→ REQUIRED ACTION
Word for word, set down the entries below.

(Excerpts from an interface dataset)
- Opening Delimiter -

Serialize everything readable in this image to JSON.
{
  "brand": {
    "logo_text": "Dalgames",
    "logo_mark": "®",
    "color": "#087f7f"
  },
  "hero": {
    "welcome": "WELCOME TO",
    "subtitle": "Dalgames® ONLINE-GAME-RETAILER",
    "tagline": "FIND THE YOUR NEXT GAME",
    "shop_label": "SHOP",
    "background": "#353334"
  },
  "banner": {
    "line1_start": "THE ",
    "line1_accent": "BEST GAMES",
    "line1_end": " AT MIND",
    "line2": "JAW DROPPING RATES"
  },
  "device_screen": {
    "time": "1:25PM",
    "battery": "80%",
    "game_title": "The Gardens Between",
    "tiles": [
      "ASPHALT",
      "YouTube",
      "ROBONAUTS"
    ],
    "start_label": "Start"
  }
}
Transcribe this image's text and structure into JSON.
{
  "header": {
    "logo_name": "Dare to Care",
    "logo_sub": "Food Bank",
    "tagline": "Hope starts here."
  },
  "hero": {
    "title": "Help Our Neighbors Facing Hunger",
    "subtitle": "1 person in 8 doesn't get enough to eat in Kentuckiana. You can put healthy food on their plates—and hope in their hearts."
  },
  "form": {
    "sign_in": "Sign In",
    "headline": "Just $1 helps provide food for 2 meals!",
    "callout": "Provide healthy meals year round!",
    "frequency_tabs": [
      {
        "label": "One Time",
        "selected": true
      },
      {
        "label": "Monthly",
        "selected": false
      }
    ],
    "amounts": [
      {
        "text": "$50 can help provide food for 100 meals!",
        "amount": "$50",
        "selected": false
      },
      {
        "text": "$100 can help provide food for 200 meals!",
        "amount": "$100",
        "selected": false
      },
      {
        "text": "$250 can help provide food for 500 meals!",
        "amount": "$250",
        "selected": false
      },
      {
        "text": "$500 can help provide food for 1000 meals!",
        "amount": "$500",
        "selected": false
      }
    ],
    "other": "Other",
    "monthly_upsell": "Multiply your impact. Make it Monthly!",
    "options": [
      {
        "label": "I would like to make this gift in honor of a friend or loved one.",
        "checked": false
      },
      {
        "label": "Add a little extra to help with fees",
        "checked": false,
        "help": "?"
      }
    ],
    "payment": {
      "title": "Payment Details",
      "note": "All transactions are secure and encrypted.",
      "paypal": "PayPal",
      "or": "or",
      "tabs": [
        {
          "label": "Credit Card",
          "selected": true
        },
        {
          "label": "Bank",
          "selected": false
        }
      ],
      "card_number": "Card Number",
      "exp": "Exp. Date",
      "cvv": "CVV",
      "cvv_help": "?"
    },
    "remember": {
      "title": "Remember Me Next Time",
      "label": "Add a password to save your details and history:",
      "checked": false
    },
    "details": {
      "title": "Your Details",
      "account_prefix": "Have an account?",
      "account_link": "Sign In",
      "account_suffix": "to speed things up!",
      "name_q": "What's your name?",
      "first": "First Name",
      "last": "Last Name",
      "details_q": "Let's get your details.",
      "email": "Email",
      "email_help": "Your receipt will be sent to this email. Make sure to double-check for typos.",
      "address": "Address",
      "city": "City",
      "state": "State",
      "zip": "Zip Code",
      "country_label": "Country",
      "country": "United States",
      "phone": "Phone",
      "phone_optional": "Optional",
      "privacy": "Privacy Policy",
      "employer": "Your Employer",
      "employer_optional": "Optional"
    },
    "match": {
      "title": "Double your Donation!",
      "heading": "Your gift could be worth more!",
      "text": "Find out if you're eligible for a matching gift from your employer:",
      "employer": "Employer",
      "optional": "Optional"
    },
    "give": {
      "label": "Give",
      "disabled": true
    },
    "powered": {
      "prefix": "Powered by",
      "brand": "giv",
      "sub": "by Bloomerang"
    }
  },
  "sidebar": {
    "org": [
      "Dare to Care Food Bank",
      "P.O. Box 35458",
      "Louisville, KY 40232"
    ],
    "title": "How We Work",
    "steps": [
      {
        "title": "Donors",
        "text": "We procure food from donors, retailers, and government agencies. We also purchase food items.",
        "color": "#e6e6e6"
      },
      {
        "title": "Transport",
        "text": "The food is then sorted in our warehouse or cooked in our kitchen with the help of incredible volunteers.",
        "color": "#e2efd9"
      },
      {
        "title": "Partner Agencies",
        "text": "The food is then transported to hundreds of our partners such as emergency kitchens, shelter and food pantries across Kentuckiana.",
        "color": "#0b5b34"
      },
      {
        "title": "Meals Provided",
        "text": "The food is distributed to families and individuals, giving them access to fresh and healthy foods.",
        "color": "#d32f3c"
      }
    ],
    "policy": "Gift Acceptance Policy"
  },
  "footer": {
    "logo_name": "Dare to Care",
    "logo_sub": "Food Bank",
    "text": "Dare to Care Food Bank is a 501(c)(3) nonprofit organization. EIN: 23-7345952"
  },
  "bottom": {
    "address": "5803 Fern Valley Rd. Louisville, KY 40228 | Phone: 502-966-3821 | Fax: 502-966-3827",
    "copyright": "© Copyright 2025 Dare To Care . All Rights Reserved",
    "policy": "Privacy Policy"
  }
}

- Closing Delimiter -

→ PROBLEM SOLUTION
Serialize everything readable in this image to JSON.
{
  "brand": {
    "logo_text": "Dalgames",
    "logo_mark": "®",
    "color": "#087f7f"
  },
  "hero": {
    "welcome": "WELCOME TO",
    "subtitle": "Dalgames® ONLINE-GAME-RETAILER",
    "tagline": "FIND THE YOUR NEXT GAME",
    "shop_label": "SHOP",
    "background": "#353334"
  },
  "banner": {
    "line1_start": "THE ",
    "line1_accent": "BEST GAMES",
    "line1_end": " AT MIND",
    "line2": "JAW DROPPING RATES"
  },
  "device_screen": {
    "time": "1:25PM",
    "battery": "80%",
    "game_title": "The Gardens Between",
    "tiles": [
      "ASPHALT",
      "YouTube",
      "ROBONAUTS"
    ],
    "start_label": "Start"
  }
}
Transcribe this image's text and structure into JSON.
{
  "header": {
    "logo_name": "Dare to Care",
    "logo_sub": "Food Bank",
    "tagline": "Hope starts here."
  },
  "hero": {
    "title": "Help Our Neighbors Facing Hunger",
    "subtitle": "1 person in 8 doesn't get enough to eat in Kentuckiana. You can put healthy food on their plates—and hope in their hearts."
  },
  "form": {
    "sign_in": "Sign In",
    "headline": "Just $1 helps provide food for 2 meals!",
    "callout": "Provide healthy meals year round!",
    "frequency_tabs": [
      {
        "label": "One Time",
        "selected": true
      },
      {
        "label": "Monthly",
        "selected": false
      }
    ],
    "amounts": [
      {
        "text": "$50 can help provide food for 100 meals!",
        "amount": "$50",
        "selected": false
      },
      {
        "text": "$100 can help provide food for 200 meals!",
        "amount": "$100",
        "selected": false
      },
      {
        "text": "$250 can help provide food for 500 meals!",
        "amount": "$250",
        "selected": false
      },
      {
        "text": "$500 can help provide food for 1000 meals!",
        "amount": "$500",
        "selected": false
      }
    ],
    "other": "Other",
    "monthly_upsell": "Multiply your impact. Make it Monthly!",
    "options": [
      {
        "label": "I would like to make this gift in honor of a friend or loved one.",
        "checked": false
      },
      {
        "label": "Add a little extra to help with fees",
        "checked": false,
        "help": "?"
      }
    ],
    "payment": {
      "title": "Payment Details",
      "note": "All transactions are secure and encrypted.",
      "paypal": "PayPal",
      "or": "or",
      "tabs": [
        {
          "label": "Credit Card",
          "selected": true
        },
        {
          "label": "Bank",
          "selected": false
        }
      ],
      "card_number": "Card Number",
      "exp": "Exp. Date",
      "cvv": "CVV",
      "cvv_help": "?"
    },
    "remember": {
      "title": "Remember Me Next Time",
      "label": "Add a password to save your details and history:",
      "checked": false
    },
    "details": {
      "title": "Your Details",
      "account_prefix": "Have an account?",
      "account_link": "Sign In",
      "account_suffix": "to speed things up!",
      "name_q": "What's your name?",
      "first": "First Name",
      "last": "Last Name",
      "details_q": "Let's get your details.",
      "email": "Email",
      "email_help": "Your receipt will be sent to this email. Make sure to double-check for typos.",
      "address": "Address",
      "city": "City",
      "state": "State",
      "zip": "Zip Code",
      "country_label": "Country",
      "country": "United States",
      "phone": "Phone",
      "phone_optional": "Optional",
      "privacy": "Privacy Policy",
      "employer": "Your Employer",
      "employer_optional": "Optional"
    },
    "match": {
      "title": "Double your Donation!",
      "heading": "Your gift could be worth more!",
      "text": "Find out if you're eligible for a matching gift from your employer:",
      "employer": "Employer",
      "optional": "Optional"
    },
    "give": {
      "label": "Give",
      "disabled": true
    },
    "powered": {
      "prefix": "Powered by",
      "brand": "giv",
      "sub": "by Bloomerang"
    }
  },
  "sidebar": {
    "org": [
      "Dare to Care Food Bank",
      "P.O. Box 35458",
      "Louisville, KY 40232"
    ],
    "title": "How We Work",
    "steps": [
      {
        "title": "Donors",
        "text": "We procure food from donors, retailers, and government agencies. We also purchase food items.",
        "color": "#e6e6e6"
      },
      {
        "title": "Transport",
        "text": "The food is then sorted in our warehouse or cooked in our kitchen with the help of incredible volunteers.",
        "color": "#e2efd9"
      },
      {
        "title": "Partner Agencies",
        "text": "The food is then transported to hundreds of our partners such as emergency kitchens, shelter and food pantries across Kentuckiana.",
        "color": "#0b5b34"
      },
      {
        "title": "Meals Provided",
        "text": "The food is distributed to families and individuals, giving them access to fresh and healthy foods.",
        "color": "#d32f3c"
      }
    ],
    "policy": "Gift Acceptance Policy"
  },
  "footer": {
    "logo_name": "Dare to Care",
    "logo_sub": "Food Bank",
    "text": "Dare to Care Food Bank is a 501(c)(3) nonprofit organization. EIN: 23-7345952"
  },
  "bottom": {
    "address": "5803 Fern Valley Rd. Louisville, KY 40228 | Phone: 502-966-3821 | Fax: 502-966-3827",
    "copyright": "© Copyright 2025 Dare To Care . All Rights Reserved",
    "policy": "Privacy Policy"
  }
}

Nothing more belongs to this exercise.